Velator’s success gradually grew and, along with it, the fortune of Braunton families – many of whom owned ships.
The size of the ships and the size of the fleet flourished and in the 1840’s and 1850’s a number of small brigantines (or polaccas), schooners and, later, ketches were registered. The majority of vessels however were still small trading smacks of less than 30 tonnes, which continued to ply local trade as they had always done.
It was true though that the majority of Braunton families owned at least one ship and almost all the men who registered ships were master mariners, rather than just mariners. This means that they were experts in their profession – master mariners hold unrestricted licenses which cover every type of ship regardless of size, power or geographic location and enjoy the highest level of qualification among mariners.

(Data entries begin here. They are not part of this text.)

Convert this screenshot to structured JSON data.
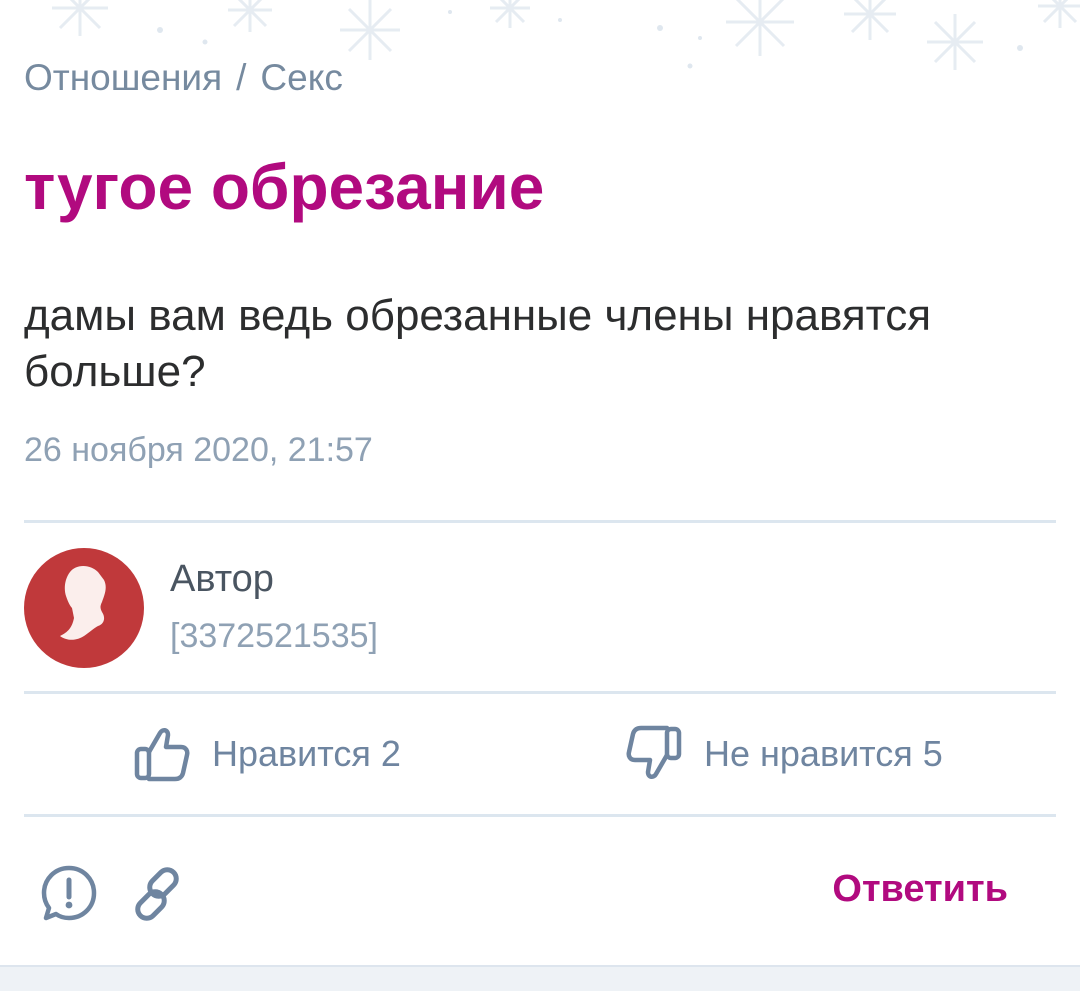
{
  "breadcrumb": {
    "items": [
      "Отношения",
      "Секс"
    ],
    "separator": "/"
  },
  "post": {
    "title": "тугое обрезание",
    "body": "дамы вам ведь обрезанные члены нравятся больше?",
    "date": "26 ноября 2020, 21:57"
  },
  "author": {
    "name": "Автор",
    "id": "[3372521535]",
    "avatar_icon": "user-silhouette-icon"
  },
  "reactions": {
    "like_label": "Нравится 2",
    "dislike_label": "Не нравится 5"
  },
  "actions": {
    "report_icon": "exclamation-circle-icon",
    "link_icon": "link-icon",
    "reply_label": "Ответить"
  },
  "colors": {
    "accent": "#b10a7f",
    "muted": "#768a9f",
    "avatar_bg": "#c0393b",
    "divider": "#dce6ef"
  }
}
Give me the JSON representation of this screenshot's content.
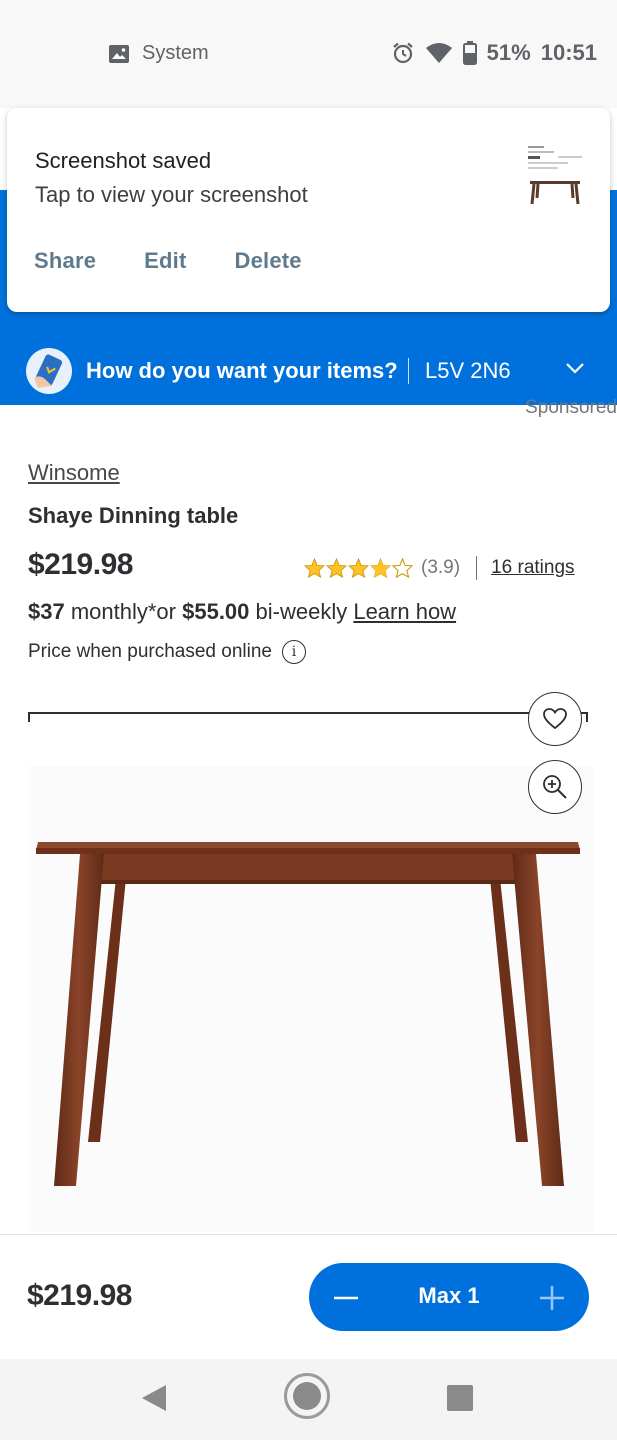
{
  "status_bar": {
    "app_label": "System",
    "battery": "51%",
    "time": "10:51",
    "icons": [
      "image-icon",
      "alarm-icon",
      "wifi-icon",
      "battery-icon"
    ]
  },
  "notification": {
    "title": "Screenshot saved",
    "subtitle": "Tap to view your screenshot",
    "actions": [
      "Share",
      "Edit",
      "Delete"
    ]
  },
  "delivery_bar": {
    "prompt": "How do you want your items?",
    "postal_code": "L5V 2N6"
  },
  "product": {
    "sponsored": "Sponsored",
    "brand": "Winsome",
    "name": "Shaye Dinning table",
    "price": "$219.98",
    "rating_value": "(3.9)",
    "rating_stars": 3.9,
    "ratings_count": "16 ratings",
    "monthly_amount": "$37",
    "monthly_text": " monthly*or ",
    "biweekly_amount": "$55.00",
    "biweekly_text": " bi-weekly ",
    "learn_how": "Learn how",
    "price_note": "Price when purchased online"
  },
  "bottom_bar": {
    "price": "$219.98",
    "quantity_label": "Max 1"
  },
  "colors": {
    "brand_blue": "#0071dc",
    "star_gold": "#ffc220",
    "wood": "#7a3a22"
  }
}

Several families emerged as leaders in Braunton shipping – including the Drakes, Chuggs, Clarkes, Chichesters and Watts.
When the railway arrived in Braunton in 1874, a significant change was seen in the village’s shipping. It came during a time of agricultural depression, when rural capital was directed towards the development of the railway and as a result Braunton mariners were keen to own larger ships that could accommodate a wider range of commodities and therefore take advantage of opportunities further afield.

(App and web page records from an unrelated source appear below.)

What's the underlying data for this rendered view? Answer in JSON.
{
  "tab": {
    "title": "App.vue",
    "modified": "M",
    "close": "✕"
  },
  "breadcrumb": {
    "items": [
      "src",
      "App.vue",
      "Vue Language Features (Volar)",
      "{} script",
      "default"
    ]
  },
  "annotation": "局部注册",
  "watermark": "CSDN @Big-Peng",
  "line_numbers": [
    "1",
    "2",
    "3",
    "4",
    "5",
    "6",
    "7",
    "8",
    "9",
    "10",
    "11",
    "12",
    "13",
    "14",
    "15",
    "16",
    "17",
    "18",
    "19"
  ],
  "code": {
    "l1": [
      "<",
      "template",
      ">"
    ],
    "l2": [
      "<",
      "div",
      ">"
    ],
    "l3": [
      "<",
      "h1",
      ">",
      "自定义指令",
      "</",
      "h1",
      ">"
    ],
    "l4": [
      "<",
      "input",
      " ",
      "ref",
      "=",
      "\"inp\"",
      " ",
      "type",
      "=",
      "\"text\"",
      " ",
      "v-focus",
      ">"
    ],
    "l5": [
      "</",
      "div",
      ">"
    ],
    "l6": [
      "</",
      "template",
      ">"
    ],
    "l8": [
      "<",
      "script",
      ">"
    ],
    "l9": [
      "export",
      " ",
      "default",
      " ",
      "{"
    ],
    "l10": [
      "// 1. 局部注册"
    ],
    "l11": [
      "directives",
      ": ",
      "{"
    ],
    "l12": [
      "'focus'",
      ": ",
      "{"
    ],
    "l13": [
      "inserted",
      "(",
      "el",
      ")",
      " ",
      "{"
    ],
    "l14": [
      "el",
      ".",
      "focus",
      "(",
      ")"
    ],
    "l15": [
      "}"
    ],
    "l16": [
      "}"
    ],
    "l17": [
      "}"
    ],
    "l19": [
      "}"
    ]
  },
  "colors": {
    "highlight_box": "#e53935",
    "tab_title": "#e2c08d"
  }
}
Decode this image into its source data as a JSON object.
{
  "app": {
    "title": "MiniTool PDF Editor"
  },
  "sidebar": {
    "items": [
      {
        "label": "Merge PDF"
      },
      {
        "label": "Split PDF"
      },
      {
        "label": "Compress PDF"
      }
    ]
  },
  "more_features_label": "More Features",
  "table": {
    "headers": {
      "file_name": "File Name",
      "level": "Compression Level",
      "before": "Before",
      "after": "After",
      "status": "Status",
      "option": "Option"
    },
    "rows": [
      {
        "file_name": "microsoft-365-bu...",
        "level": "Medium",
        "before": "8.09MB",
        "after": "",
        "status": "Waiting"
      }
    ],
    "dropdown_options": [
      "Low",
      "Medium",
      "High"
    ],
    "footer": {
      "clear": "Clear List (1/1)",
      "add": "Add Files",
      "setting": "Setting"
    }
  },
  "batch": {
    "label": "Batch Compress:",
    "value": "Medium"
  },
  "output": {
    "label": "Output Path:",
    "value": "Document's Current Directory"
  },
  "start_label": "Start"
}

By 1910 twenty eight vessels were owned in or around the village and a visitor to the quay might see three ships discharging there at once. Braunton’s three schooners (Result, William Martyn and Waterlily) and a few of the biggest ketches worked anywhere within the home trade limits – which extend along the northern French coast, past Belgium and the Netherlands as far as Hamburg in Germany.
The medium-sized ketches such as Bessie Ellen worked the Bristol Channel, Irish Sea and the western end of the English channel. Freights were numerous and varied widely by this time; including clay, coal, pitch, road metal, crushed granite, gravel, cement, scrap iron, railway sleepers, pit props, timber, salt, phosphate, malt, oats, maize, manure and potatoes.
In the early 1900s Braunton owners began to fit their ships with auxiliary engines – Bessie Clark being the first in 1909. By 1914, several more could boast motors and transport demands during World War I (1914 – 1918) ensured that ships were kept busy in the Bristol Channel and Irish Sea. Few vessels made the lucrative but dangerous cross-Channel journey, among the U-boats, to Cherbourg, St Malo and Morlaix but two of the three schooners, Waterlily and William Martyn, were listed as war losses during 1917. Several ships were laid up at this time, probably because their crew were needed elsewhere, and many of them were never used in trade again.
The Great War
The Result was requisitioned during the Great War as a Q-ship. She was employed to frustrate the efforts of German submarines and, having been temporarily re-christened HMS Dag Q23, was equipped with two 12-pounder guns and two 12-inch torpedo tubes. Suitably armed, she was engaged in two major actions – the first of which occurred in February 1917 off the Outer Silver Pit near Dogger Bank. After an exchange of gunfire, she claimed to have sunk a German U.45 submarine and, although it was later discovered that the enemy ship had limped home, it was confirmed that its captain and three of the crew had been killed.
Her second battle was at the North Hinder Lightship and, despite meeting with a larger submarine and larger guns, the Result went in to fight. She was almost overwhelmed in her brave attempts but, thankfully, was rescued at the eleventh hour by two Royal Navy destroyers, who were returning from a sweep in the North Sea.
At the end of the war, the Result returned to peaceful trade but bore her war wounds in the form of two steel plates, which were necessary to repair the shell damage sustained in her second battle.
The first notable decline in shipping came during a slump in the early 1930’s. Rather than sell their ships, most owners laid-up but times became increasingly hard and in many cases crews had to be reduced, which put extra pressure on those who remained. The rates of cargoes fell and some trips ended in a loss, rather than a profit.The Result had, until this time, been trading regularly between Newport, in South Wales, and Torpoint, on the river Tamar near Plymouth, with coal.
When the rate of return fell to an uneconomical level, the Result switched to carrying cement and stone along the south coast of England but, until 1937, half of those trips ended in a loss too.